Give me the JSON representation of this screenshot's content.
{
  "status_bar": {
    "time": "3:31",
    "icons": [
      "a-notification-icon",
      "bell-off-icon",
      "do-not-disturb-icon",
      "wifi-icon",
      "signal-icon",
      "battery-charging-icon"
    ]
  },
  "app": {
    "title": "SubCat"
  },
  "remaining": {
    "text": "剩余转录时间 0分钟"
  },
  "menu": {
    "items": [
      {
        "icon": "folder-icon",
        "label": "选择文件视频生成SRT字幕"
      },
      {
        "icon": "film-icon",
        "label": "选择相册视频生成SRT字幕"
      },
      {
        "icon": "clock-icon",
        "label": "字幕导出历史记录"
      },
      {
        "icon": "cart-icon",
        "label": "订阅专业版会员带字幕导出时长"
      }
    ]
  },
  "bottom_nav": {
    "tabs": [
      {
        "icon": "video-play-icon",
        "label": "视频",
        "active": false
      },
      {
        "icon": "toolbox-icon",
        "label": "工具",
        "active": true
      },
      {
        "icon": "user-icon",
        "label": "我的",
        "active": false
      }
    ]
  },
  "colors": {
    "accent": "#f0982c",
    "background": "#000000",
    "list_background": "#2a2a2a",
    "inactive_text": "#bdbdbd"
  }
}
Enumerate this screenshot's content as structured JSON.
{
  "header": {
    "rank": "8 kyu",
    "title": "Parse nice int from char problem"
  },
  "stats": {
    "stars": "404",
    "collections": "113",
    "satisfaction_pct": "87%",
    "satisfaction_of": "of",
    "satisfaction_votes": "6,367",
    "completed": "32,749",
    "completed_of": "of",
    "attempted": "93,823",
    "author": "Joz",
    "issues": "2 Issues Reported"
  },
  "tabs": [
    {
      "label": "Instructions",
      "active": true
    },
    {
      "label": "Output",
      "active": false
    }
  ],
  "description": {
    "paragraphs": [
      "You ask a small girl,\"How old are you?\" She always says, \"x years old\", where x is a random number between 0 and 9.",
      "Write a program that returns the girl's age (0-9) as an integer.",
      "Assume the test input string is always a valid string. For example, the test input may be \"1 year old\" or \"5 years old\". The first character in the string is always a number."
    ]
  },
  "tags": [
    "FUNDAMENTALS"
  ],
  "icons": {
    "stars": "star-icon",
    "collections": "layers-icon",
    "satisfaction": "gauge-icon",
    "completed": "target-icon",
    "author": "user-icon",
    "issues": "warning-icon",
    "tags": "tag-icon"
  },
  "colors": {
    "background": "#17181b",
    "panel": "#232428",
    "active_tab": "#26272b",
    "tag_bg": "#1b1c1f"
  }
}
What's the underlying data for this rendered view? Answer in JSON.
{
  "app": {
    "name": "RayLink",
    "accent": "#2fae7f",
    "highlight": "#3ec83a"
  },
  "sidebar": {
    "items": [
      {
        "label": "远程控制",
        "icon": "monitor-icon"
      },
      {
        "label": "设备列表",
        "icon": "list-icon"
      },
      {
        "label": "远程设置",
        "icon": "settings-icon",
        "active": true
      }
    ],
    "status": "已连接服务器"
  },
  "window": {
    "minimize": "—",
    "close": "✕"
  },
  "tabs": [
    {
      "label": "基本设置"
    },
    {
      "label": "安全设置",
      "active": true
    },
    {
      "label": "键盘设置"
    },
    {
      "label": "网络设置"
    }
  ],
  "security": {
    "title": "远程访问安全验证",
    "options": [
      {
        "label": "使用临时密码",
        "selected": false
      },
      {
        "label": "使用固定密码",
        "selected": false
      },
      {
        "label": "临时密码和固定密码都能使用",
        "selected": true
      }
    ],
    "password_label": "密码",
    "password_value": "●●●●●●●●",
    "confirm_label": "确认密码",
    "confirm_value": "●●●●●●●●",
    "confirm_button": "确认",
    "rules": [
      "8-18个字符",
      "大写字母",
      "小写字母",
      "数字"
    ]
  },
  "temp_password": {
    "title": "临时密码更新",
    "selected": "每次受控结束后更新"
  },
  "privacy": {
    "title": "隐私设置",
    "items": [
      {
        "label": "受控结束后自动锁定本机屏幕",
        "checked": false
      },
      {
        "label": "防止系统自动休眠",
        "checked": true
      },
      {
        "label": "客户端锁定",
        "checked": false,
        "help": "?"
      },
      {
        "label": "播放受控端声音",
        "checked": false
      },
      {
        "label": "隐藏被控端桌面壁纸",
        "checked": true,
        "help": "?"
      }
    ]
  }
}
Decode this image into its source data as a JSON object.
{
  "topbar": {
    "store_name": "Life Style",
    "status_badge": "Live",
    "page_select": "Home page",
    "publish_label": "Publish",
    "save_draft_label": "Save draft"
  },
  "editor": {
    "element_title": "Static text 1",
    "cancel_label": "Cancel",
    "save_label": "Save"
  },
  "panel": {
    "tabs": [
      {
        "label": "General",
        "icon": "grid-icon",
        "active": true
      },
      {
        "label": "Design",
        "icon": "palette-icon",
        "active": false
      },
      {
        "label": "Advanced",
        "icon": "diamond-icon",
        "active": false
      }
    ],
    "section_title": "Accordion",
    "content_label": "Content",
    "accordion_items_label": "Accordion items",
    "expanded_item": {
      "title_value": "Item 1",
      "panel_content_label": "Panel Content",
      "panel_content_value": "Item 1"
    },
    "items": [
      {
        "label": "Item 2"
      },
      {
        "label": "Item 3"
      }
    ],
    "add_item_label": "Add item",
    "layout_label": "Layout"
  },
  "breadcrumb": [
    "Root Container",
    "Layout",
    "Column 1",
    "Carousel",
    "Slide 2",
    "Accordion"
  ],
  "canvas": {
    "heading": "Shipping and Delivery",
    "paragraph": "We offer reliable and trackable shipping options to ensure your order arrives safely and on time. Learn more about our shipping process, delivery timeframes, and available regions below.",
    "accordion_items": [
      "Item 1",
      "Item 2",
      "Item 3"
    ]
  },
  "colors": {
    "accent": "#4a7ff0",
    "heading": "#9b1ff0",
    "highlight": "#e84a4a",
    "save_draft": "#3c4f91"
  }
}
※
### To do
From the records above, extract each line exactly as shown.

### Output for this task
Give me the JSON representation of this screenshot's content.
{
  "status_bar": {
    "time": "3:31",
    "icons": [
      "a-notification-icon",
      "bell-off-icon",
      "do-not-disturb-icon",
      "wifi-icon",
      "signal-icon",
      "battery-charging-icon"
    ]
  },
  "app": {
    "title": "SubCat"
  },
  "remaining": {
    "text": "剩余转录时间 0分钟"
  },
  "menu": {
    "items": [
      {
        "icon": "folder-icon",
        "label": "选择文件视频生成SRT字幕"
      },
      {
        "icon": "film-icon",
        "label": "选择相册视频生成SRT字幕"
      },
      {
        "icon": "clock-icon",
        "label": "字幕导出历史记录"
      },
      {
        "icon": "cart-icon",
        "label": "订阅专业版会员带字幕导出时长"
      }
    ]
  },
  "bottom_nav": {
    "tabs": [
      {
        "icon": "video-play-icon",
        "label": "视频",
        "active": false
      },
      {
        "icon": "toolbox-icon",
        "label": "工具",
        "active": true
      },
      {
        "icon": "user-icon",
        "label": "我的",
        "active": false
      }
    ]
  },
  "colors": {
    "accent": "#f0982c",
    "background": "#000000",
    "list_background": "#2a2a2a",
    "inactive_text": "#bdbdbd"
  }
}
Enumerate this screenshot's content as structured JSON.
{
  "header": {
    "rank": "8 kyu",
    "title": "Parse nice int from char problem"
  },
  "stats": {
    "stars": "404",
    "collections": "113",
    "satisfaction_pct": "87%",
    "satisfaction_of": "of",
    "satisfaction_votes": "6,367",
    "completed": "32,749",
    "completed_of": "of",
    "attempted": "93,823",
    "author": "Joz",
    "issues": "2 Issues Reported"
  },
  "tabs": [
    {
      "label": "Instructions",
      "active": true
    },
    {
      "label": "Output",
      "active": false
    }
  ],
  "description": {
    "paragraphs": [
      "You ask a small girl,\"How old are you?\" She always says, \"x years old\", where x is a random number between 0 and 9.",
      "Write a program that returns the girl's age (0-9) as an integer.",
      "Assume the test input string is always a valid string. For example, the test input may be \"1 year old\" or \"5 years old\". The first character in the string is always a number."
    ]
  },
  "tags": [
    "FUNDAMENTALS"
  ],
  "icons": {
    "stars": "star-icon",
    "collections": "layers-icon",
    "satisfaction": "gauge-icon",
    "completed": "target-icon",
    "author": "user-icon",
    "issues": "warning-icon",
    "tags": "tag-icon"
  },
  "colors": {
    "background": "#17181b",
    "panel": "#232428",
    "active_tab": "#26272b",
    "tag_bg": "#1b1c1f"
  }
}
What's the underlying data for this rendered view? Answer in JSON.
{
  "app": {
    "name": "RayLink",
    "accent": "#2fae7f",
    "highlight": "#3ec83a"
  },
  "sidebar": {
    "items": [
      {
        "label": "远程控制",
        "icon": "monitor-icon"
      },
      {
        "label": "设备列表",
        "icon": "list-icon"
      },
      {
        "label": "远程设置",
        "icon": "settings-icon",
        "active": true
      }
    ],
    "status": "已连接服务器"
  },
  "window": {
    "minimize": "—",
    "close": "✕"
  },
  "tabs": [
    {
      "label": "基本设置"
    },
    {
      "label": "安全设置",
      "active": true
    },
    {
      "label": "键盘设置"
    },
    {
      "label": "网络设置"
    }
  ],
  "security": {
    "title": "远程访问安全验证",
    "options": [
      {
        "label": "使用临时密码",
        "selected": false
      },
      {
        "label": "使用固定密码",
        "selected": false
      },
      {
        "label": "临时密码和固定密码都能使用",
        "selected": true
      }
    ],
    "password_label": "密码",
    "password_value": "●●●●●●●●",
    "confirm_label": "确认密码",
    "confirm_value": "●●●●●●●●",
    "confirm_button": "确认",
    "rules": [
      "8-18个字符",
      "大写字母",
      "小写字母",
      "数字"
    ]
  },
  "temp_password": {
    "title": "临时密码更新",
    "selected": "每次受控结束后更新"
  },
  "privacy": {
    "title": "隐私设置",
    "items": [
      {
        "label": "受控结束后自动锁定本机屏幕",
        "checked": false
      },
      {
        "label": "防止系统自动休眠",
        "checked": true
      },
      {
        "label": "客户端锁定",
        "checked": false,
        "help": "?"
      },
      {
        "label": "播放受控端声音",
        "checked": false
      },
      {
        "label": "隐藏被控端桌面壁纸",
        "checked": true,
        "help": "?"
      }
    ]
  }
}
Decode this image into its source data as a JSON object.
{
  "topbar": {
    "store_name": "Life Style",
    "status_badge": "Live",
    "page_select": "Home page",
    "publish_label": "Publish",
    "save_draft_label": "Save draft"
  },
  "editor": {
    "element_title": "Static text 1",
    "cancel_label": "Cancel",
    "save_label": "Save"
  },
  "panel": {
    "tabs": [
      {
        "label": "General",
        "icon": "grid-icon",
        "active": true
      },
      {
        "label": "Design",
        "icon": "palette-icon",
        "active": false
      },
      {
        "label": "Advanced",
        "icon": "diamond-icon",
        "active": false
      }
    ],
    "section_title": "Accordion",
    "content_label": "Content",
    "accordion_items_label": "Accordion items",
    "expanded_item": {
      "title_value": "Item 1",
      "panel_content_label": "Panel Content",
      "panel_content_value": "Item 1"
    },
    "items": [
      {
        "label": "Item 2"
      },
      {
        "label": "Item 3"
      }
    ],
    "add_item_label": "Add item",
    "layout_label": "Layout"
  },
  "breadcrumb": [
    "Root Container",
    "Layout",
    "Column 1",
    "Carousel",
    "Slide 2",
    "Accordion"
  ],
  "canvas": {
    "heading": "Shipping and Delivery",
    "paragraph": "We offer reliable and trackable shipping options to ensure your order arrives safely and on time. Learn more about our shipping process, delivery timeframes, and available regions below.",
    "accordion_items": [
      "Item 1",
      "Item 2",
      "Item 3"
    ]
  },
  "colors": {
    "accent": "#4a7ff0",
    "heading": "#9b1ff0",
    "highlight": "#e84a4a",
    "save_draft": "#3c4f91"
  }
}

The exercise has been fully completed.